This is interesting. Sounds like the magazine didn't hide the fact that the interview was AI generated (although they likely deemphasized it). The magazine essentially used Schumacher's name and his likeness without his permission. I suspect they'll regret the "deceptively real" descriptor.

tags: ai law

posted by matt in Thursday, April 20, 2023

Wozniak, Musk & more call for 'out-of-control' AI development pause | AppleInsider (appleinsider.com)

"AI labs and independent experts should use this pause to jointly develop and implement a set of shared safety protocols for advanced AI design and development that are rigorously audited and overseen by independent outside experts," it continues. "These protocols should ensure that systems adhering to them are safe beyond a reasonable doubt."

We need Asimov's Laws of Robotics for AI. Frankly, I'd feel better if that came in the form an actual law, not an agreement among companies. An international treaty would be best.

tags: tech ai law policy

posted by matt in Wednesday, March 29, 2023

The legal reality is that Roe v. Wade never rested on the soundest of constitutional grounds. The Court didn't have the votes for an equal protection footing, so the majority opinion relied on a newfound fundamental right to privacy. That is, and always was, the Achilles heel of the decision. The late Justice Ginsburg criticized the decision, and questioned its long term viability, for this very reason.

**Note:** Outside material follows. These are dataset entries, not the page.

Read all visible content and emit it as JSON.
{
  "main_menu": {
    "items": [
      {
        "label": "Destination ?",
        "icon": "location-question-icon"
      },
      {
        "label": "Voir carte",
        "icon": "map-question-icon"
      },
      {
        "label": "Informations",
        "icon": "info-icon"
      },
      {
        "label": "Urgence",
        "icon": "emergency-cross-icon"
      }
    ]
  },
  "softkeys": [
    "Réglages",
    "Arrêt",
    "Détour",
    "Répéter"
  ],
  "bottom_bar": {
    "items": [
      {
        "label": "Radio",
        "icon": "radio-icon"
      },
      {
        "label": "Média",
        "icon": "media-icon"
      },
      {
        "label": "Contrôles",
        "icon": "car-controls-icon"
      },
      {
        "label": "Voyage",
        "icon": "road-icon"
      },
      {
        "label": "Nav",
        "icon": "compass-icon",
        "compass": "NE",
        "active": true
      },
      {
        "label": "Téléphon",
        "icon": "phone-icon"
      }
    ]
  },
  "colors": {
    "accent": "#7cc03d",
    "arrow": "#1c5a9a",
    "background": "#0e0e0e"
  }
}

At some point, you expect stare decisis to strengthen all but the shakiest of legal grounds for a Supreme Court decision, but it just wasn't there this time.

So the optimistic view following yesterday's decision in Dobbs v. Jackson Women's Health Organization, which I'm choosing to take, is that we've been given an opportunity to present the issue in a way that lets a future Supreme Court base a rights-affirming decision on a more stable legal footing.

tags: law scotus

postposted by matt in Saturday, June 25, 2022

Supreme Court overturns Roe v. Wade; states can ban abortion (apnews.com)

U.S. history is staked with milestones relating to the attainment of rights–freedom, suffrage, privacy, equality. I've always viewed our system as a process that moves toward more rights for its people. Progress is achieved in fits and starts, of course, but our history has always moved in the same direction–more rights for the people.

That all changed today when the Supreme Court actually eliminated an existing, federally protected right of all women of the United States by overturning its decision in Roe v. Wade.

The country I know and love is suddenly a country that takes rights away from its people.

That's backwards. And disgusting. And horrific.

tags: law scotus

posted by matt in Friday, June 24, 2022

United States Patent: 8278036 (uspto.gov)

Oh, and applications of the mRNA technology in the Kariko paper were patented in 2012. The patents describe the process for practicing the technology in painstaking detail, as the law requires. And they expire in five years - in 2026, opening up incredible opportunities for new applications of the technology.

tags: patents science law covid19 vaccine

posted by matt in Wednesday, March 3, 2021